Marshall, North Carolina
Painting and Drawing, Fiber/Textiles, Dance, Multimedia
“I grew up in the home of a musician and a painter who both encouraged me to express myself through art. I thought everyone had this opportunity until my early teens, where I struggled to fit into the mandated public school curriculum. Fortunately I had the rare opportunity to be part of an apprenticeship program with a DC theater company, and toured the public schools performing and teaching with an ensemble theater troupe throughout middle and high school. I received a BFA from MICA in 1983 with a focus on drawing and painting as well as theater design. Since graduating, I have worked as a freelance artist; as a clothing maker, a special event designer, costumer, set dresser for film, mural painter, creativity teacher for children and adults, movement teacher, collaborator in directing and performance, designer and builder of green residential spaces, garden and outdoor space designer, and group art facilitator. I seek to share the art making experience through showing and collaborating as well as cultivating and teaching tools for creative expression as a human function; for the evolution and development of the personal, the cultural and the political truths and struggles we move through our lives.”
Durham, North Carolina
Peter Eversoll is a photographer who works primarily on documentary projects and photography based community advocacy efforts, both in the USA and abroad. Additionally, he works with farmworkers in Eastern North Carolina, and is a co-founder of the farmworker advocacy non-profit NC FIELD (www.ncfield.org). He has also taught painting and contemporary art at La Universidad Autónoma del Estado de Hidalgo in Mexico, and Photography at the Living Arts College in Raleigh, and has an MFA from La Academia de San Carlos, Universidad Nacional Autónoma de México. In 2007-08 he was Visiting Artist at FARO de Oriente in Mexico City, and was Artist in Residence at Golden Belt Studios in Durham, NC in 2009. He has exhibited his work throughout the USA and Latin America. From 1998 to 2004 he earned his chops as a dairy farmer in Oaxaca, Mexico.
Charleston, South Carolina

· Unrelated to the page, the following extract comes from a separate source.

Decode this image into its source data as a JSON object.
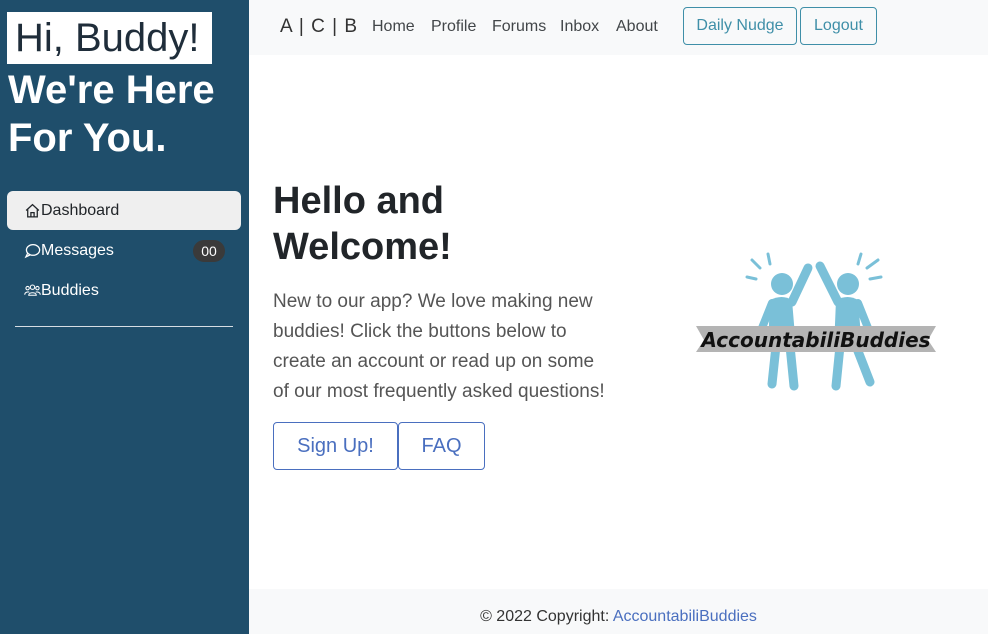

Lorna is a Jamaican American who works to preserve and promote the culture of the Caribbean. In 2006 she launched Charleston Carifest, a Caribbean Carnival. She manages Carifest from choosing the theme of the year, to working individually and collectively with costumes. Lorna makes carnival costumes of wire, paper, feathers, hot glue, fabric, and trimmings of stones. Lorna is an artist who has the commitment to making work in, with, by, for and about her community. A carnival is meaningful as a collective process. And Lorna is searching to break barriers between disciplines and cultures, while respecting everyone’s skills and possibilities.